[Task prompt]: Word for word, restate all of the data shown below.

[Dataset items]
★ ★ ★

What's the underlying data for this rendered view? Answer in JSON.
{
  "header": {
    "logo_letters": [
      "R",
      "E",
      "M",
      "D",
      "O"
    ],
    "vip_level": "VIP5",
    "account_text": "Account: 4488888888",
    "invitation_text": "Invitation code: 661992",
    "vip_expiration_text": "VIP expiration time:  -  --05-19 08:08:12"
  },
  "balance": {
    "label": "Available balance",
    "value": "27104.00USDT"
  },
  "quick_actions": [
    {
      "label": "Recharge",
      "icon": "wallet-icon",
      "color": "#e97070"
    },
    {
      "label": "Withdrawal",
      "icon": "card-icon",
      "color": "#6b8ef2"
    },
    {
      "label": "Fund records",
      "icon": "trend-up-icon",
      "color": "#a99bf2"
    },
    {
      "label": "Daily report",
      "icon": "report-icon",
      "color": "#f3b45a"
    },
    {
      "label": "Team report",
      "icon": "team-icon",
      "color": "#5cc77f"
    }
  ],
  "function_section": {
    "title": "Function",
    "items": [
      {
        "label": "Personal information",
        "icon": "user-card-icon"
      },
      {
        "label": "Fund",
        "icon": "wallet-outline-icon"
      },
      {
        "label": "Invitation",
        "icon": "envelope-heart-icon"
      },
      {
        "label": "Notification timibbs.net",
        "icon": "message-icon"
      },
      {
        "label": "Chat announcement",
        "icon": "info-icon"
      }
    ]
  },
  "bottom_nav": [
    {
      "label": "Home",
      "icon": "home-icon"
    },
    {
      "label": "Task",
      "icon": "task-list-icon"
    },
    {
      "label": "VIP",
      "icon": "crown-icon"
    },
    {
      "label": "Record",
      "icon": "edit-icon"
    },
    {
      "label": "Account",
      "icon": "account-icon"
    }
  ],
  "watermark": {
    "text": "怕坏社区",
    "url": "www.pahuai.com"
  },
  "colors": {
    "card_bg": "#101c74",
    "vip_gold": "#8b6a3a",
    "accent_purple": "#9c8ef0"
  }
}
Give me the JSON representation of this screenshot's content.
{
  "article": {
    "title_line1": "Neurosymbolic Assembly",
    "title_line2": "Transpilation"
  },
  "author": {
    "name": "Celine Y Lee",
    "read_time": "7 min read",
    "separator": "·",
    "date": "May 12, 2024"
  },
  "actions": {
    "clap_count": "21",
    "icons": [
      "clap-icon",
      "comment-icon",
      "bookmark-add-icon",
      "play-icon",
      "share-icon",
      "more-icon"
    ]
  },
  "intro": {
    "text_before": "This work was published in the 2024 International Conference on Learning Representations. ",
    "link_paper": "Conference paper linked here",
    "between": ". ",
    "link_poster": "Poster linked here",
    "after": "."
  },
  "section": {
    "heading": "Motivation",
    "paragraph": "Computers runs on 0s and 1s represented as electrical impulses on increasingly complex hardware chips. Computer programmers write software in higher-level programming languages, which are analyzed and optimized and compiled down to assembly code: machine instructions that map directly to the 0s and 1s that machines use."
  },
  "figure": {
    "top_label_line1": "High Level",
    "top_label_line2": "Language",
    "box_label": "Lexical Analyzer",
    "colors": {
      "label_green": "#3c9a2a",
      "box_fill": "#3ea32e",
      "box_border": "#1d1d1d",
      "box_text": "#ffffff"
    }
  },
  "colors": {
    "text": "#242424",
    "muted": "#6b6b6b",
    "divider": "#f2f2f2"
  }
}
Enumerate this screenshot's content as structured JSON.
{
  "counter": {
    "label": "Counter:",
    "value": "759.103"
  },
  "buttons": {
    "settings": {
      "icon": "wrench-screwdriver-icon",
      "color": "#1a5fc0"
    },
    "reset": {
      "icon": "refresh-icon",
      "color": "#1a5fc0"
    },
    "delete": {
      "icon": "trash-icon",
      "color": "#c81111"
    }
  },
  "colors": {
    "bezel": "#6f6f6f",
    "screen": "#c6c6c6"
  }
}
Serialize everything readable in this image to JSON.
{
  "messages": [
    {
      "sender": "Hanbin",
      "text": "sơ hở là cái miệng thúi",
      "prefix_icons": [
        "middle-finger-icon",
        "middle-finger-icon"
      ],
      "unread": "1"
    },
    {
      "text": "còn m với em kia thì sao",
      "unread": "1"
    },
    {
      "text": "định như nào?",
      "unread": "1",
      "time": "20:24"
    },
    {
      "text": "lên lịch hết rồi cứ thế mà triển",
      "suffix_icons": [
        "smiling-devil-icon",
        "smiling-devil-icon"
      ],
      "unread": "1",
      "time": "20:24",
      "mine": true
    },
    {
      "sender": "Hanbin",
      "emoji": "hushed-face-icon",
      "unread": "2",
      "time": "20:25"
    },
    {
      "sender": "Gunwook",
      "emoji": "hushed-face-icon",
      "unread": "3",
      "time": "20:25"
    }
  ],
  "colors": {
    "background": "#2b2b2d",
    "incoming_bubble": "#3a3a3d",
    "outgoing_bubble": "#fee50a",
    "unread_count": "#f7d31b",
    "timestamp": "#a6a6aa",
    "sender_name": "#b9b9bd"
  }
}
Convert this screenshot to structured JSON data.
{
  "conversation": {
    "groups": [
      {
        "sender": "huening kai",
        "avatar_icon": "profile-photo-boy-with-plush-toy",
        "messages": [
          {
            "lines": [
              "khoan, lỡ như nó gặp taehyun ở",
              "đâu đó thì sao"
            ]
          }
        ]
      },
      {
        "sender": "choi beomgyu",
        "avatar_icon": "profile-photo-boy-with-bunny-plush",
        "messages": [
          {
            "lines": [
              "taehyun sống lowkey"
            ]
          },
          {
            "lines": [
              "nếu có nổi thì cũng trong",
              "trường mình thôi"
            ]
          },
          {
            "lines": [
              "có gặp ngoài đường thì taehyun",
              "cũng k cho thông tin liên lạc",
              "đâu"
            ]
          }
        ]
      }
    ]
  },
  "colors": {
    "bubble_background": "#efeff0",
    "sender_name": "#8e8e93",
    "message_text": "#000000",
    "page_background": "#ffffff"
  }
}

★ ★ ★

[Response below]:
What's the underlying data for this rendered view? Answer in JSON.
{
  "header": {
    "logo_letters": [
      "R",
      "E",
      "M",
      "D",
      "O"
    ],
    "vip_level": "VIP5",
    "account_text": "Account: 4488888888",
    "invitation_text": "Invitation code: 661992",
    "vip_expiration_text": "VIP expiration time:  -  --05-19 08:08:12"
  },
  "balance": {
    "label": "Available balance",
    "value": "27104.00USDT"
  },
  "quick_actions": [
    {
      "label": "Recharge",
      "icon": "wallet-icon",
      "color": "#e97070"
    },
    {
      "label": "Withdrawal",
      "icon": "card-icon",
      "color": "#6b8ef2"
    },
    {
      "label": "Fund records",
      "icon": "trend-up-icon",
      "color": "#a99bf2"
    },
    {
      "label": "Daily report",
      "icon": "report-icon",
      "color": "#f3b45a"
    },
    {
      "label": "Team report",
      "icon": "team-icon",
      "color": "#5cc77f"
    }
  ],
  "function_section": {
    "title": "Function",
    "items": [
      {
        "label": "Personal information",
        "icon": "user-card-icon"
      },
      {
        "label": "Fund",
        "icon": "wallet-outline-icon"
      },
      {
        "label": "Invitation",
        "icon": "envelope-heart-icon"
      },
      {
        "label": "Notification timibbs.net",
        "icon": "message-icon"
      },
      {
        "label": "Chat announcement",
        "icon": "info-icon"
      }
    ]
  },
  "bottom_nav": [
    {
      "label": "Home",
      "icon": "home-icon"
    },
    {
      "label": "Task",
      "icon": "task-list-icon"
    },
    {
      "label": "VIP",
      "icon": "crown-icon"
    },
    {
      "label": "Record",
      "icon": "edit-icon"
    },
    {
      "label": "Account",
      "icon": "account-icon"
    }
  ],
  "watermark": {
    "text": "怕坏社区",
    "url": "www.pahuai.com"
  },
  "colors": {
    "card_bg": "#101c74",
    "vip_gold": "#8b6a3a",
    "accent_purple": "#9c8ef0"
  }
}
Give me the JSON representation of this screenshot's content.
{
  "article": {
    "title_line1": "Neurosymbolic Assembly",
    "title_line2": "Transpilation"
  },
  "author": {
    "name": "Celine Y Lee",
    "read_time": "7 min read",
    "separator": "·",
    "date": "May 12, 2024"
  },
  "actions": {
    "clap_count": "21",
    "icons": [
      "clap-icon",
      "comment-icon",
      "bookmark-add-icon",
      "play-icon",
      "share-icon",
      "more-icon"
    ]
  },
  "intro": {
    "text_before": "This work was published in the 2024 International Conference on Learning Representations. ",
    "link_paper": "Conference paper linked here",
    "between": ". ",
    "link_poster": "Poster linked here",
    "after": "."
  },
  "section": {
    "heading": "Motivation",
    "paragraph": "Computers runs on 0s and 1s represented as electrical impulses on increasingly complex hardware chips. Computer programmers write software in higher-level programming languages, which are analyzed and optimized and compiled down to assembly code: machine instructions that map directly to the 0s and 1s that machines use."
  },
  "figure": {
    "top_label_line1": "High Level",
    "top_label_line2": "Language",
    "box_label": "Lexical Analyzer",
    "colors": {
      "label_green": "#3c9a2a",
      "box_fill": "#3ea32e",
      "box_border": "#1d1d1d",
      "box_text": "#ffffff"
    }
  },
  "colors": {
    "text": "#242424",
    "muted": "#6b6b6b",
    "divider": "#f2f2f2"
  }
}
Enumerate this screenshot's content as structured JSON.
{
  "counter": {
    "label": "Counter:",
    "value": "759.103"
  },
  "buttons": {
    "settings": {
      "icon": "wrench-screwdriver-icon",
      "color": "#1a5fc0"
    },
    "reset": {
      "icon": "refresh-icon",
      "color": "#1a5fc0"
    },
    "delete": {
      "icon": "trash-icon",
      "color": "#c81111"
    }
  },
  "colors": {
    "bezel": "#6f6f6f",
    "screen": "#c6c6c6"
  }
}
Serialize everything readable in this image to JSON.
{
  "messages": [
    {
      "sender": "Hanbin",
      "text": "sơ hở là cái miệng thúi",
      "prefix_icons": [
        "middle-finger-icon",
        "middle-finger-icon"
      ],
      "unread": "1"
    },
    {
      "text": "còn m với em kia thì sao",
      "unread": "1"
    },
    {
      "text": "định như nào?",
      "unread": "1",
      "time": "20:24"
    },
    {
      "text": "lên lịch hết rồi cứ thế mà triển",
      "suffix_icons": [
        "smiling-devil-icon",
        "smiling-devil-icon"
      ],
      "unread": "1",
      "time": "20:24",
      "mine": true
    },
    {
      "sender": "Hanbin",
      "emoji": "hushed-face-icon",
      "unread": "2",
      "time": "20:25"
    },
    {
      "sender": "Gunwook",
      "emoji": "hushed-face-icon",
      "unread": "3",
      "time": "20:25"
    }
  ],
  "colors": {
    "background": "#2b2b2d",
    "incoming_bubble": "#3a3a3d",
    "outgoing_bubble": "#fee50a",
    "unread_count": "#f7d31b",
    "timestamp": "#a6a6aa",
    "sender_name": "#b9b9bd"
  }
}
Convert this screenshot to structured JSON data.
{
  "conversation": {
    "groups": [
      {
        "sender": "huening kai",
        "avatar_icon": "profile-photo-boy-with-plush-toy",
        "messages": [
          {
            "lines": [
              "khoan, lỡ như nó gặp taehyun ở",
              "đâu đó thì sao"
            ]
          }
        ]
      },
      {
        "sender": "choi beomgyu",
        "avatar_icon": "profile-photo-boy-with-bunny-plush",
        "messages": [
          {
            "lines": [
              "taehyun sống lowkey"
            ]
          },
          {
            "lines": [
              "nếu có nổi thì cũng trong",
              "trường mình thôi"
            ]
          },
          {
            "lines": [
              "có gặp ngoài đường thì taehyun",
              "cũng k cho thông tin liên lạc",
              "đâu"
            ]
          }
        ]
      }
    ]
  },
  "colors": {
    "bubble_background": "#efeff0",
    "sender_name": "#8e8e93",
    "message_text": "#000000",
    "page_background": "#ffffff"
  }
}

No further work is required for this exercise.